Deaf in Albay given 'voice' to fight for their sexual rights

LEGAZPI CITY, Philippines – Coming out as gay is hard enough, but coming out as gay when you’re deaf too is a double whammy.

Alex, who is from Legazpi City, said coming out as gay was actually easy. Using Filipino sign language, he said that he was glad to have been easily accepted by his deaf friends.

“Coming out to the world is harder. Being deaf, we are already discriminated and hurt,” he signed.

The Manila-based Forum for Family Planning and Development has been holding workshops in Albay province for the past 3 years.

Chi Vallido, campaigns officer of Forum, said they have serviced more than 100 deaf from the province in 5 reproductive health and rights workshops here in Legazpi City, Tabaco City, and Ligao.

Vallido said that even in their first workshop, they saw the need to involve the police because the deaf had been reporting cases of sexual harassment and molestation to them.

“Even in the middle of the workshops, they had been telling their traumatic stories at the same time that the interpreter had to tell them to shut up,” Vallido said.

Kevin de Vera, the Forum adolescent RH coordinator, said that the deaf thought it natural that they would be harassed, that when they learned about their rights, they were furious.
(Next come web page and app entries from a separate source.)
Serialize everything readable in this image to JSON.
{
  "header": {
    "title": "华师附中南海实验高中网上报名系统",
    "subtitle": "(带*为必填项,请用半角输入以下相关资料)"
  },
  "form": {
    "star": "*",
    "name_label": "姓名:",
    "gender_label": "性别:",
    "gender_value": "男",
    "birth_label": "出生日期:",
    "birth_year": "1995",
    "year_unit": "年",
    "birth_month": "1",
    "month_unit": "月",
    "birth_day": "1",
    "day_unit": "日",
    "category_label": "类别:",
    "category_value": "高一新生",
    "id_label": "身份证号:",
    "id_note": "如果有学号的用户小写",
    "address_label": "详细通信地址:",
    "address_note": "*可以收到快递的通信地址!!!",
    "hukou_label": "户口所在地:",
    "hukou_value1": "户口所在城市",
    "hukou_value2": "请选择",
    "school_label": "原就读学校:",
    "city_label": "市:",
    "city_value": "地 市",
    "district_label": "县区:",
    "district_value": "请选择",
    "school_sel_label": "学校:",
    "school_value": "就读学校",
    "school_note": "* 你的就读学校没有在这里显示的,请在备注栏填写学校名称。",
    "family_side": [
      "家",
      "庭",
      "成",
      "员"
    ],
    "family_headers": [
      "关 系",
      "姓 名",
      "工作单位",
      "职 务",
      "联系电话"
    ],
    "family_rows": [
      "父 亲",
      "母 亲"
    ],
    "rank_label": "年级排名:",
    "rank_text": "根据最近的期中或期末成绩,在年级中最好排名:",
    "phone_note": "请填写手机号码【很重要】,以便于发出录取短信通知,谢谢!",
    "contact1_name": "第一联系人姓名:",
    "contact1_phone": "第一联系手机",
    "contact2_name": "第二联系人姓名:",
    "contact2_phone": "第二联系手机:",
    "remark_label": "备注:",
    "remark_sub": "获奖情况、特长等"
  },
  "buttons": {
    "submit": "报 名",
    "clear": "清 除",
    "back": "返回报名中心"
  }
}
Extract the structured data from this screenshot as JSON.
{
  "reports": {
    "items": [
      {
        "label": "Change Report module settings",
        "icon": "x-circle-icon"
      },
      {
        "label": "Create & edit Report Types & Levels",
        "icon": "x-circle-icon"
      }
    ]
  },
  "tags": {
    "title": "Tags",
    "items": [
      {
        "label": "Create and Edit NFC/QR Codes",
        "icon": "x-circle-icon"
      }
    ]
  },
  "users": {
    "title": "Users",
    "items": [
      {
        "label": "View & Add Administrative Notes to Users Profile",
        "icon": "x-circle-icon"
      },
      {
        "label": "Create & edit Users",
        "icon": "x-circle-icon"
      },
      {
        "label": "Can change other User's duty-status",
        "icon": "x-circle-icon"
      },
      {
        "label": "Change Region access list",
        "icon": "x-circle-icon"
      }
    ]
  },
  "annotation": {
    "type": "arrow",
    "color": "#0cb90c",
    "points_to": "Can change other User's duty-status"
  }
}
RIGHTS WORKSHOPS. The Forum for Family Planning and Development has been holding reproductive health and rights workshops in Albay. Photo by Mau Victa/Rappler

RIGHTS WORKSHOPS. The Forum for Family Planning and Development has been holding reproductive health and rights workshops in Albay.

Photo by Mau Victa/Rappler

According to the defunct Philippine Deaf Resource Center, one out of 3 deaf women in the country experienced harassment and rape, and half of the cases happened in their own home.

The police had been joining the Forum in their RH workshops since, De Vera said. They were the ones lecturing the deaf about their rights and how they can report abuses.

The police and the Albay Deaf Society have been coordinating with each other.

Vallido said that to facilitate communication between the two, one of the criminology schools in Albay has required its students to learn Filipino sign language.

During the recent seminar in Legazpi City, they expected only 35 deaf students, but 60 came to attend. Ten criminology students also joined the workshop.

The deaf tested these “hearing students” if they knew the basic reproductive health words and concepts and if they could understand what they were reporting. They gave a wave when the hearing students responded correctly.

Sabina “Ruffa” Torregoza, a transgender and health worker, also taught them how to combat discrimination against the lesbian, gay, bisexual, and transgender community. – Rappler.com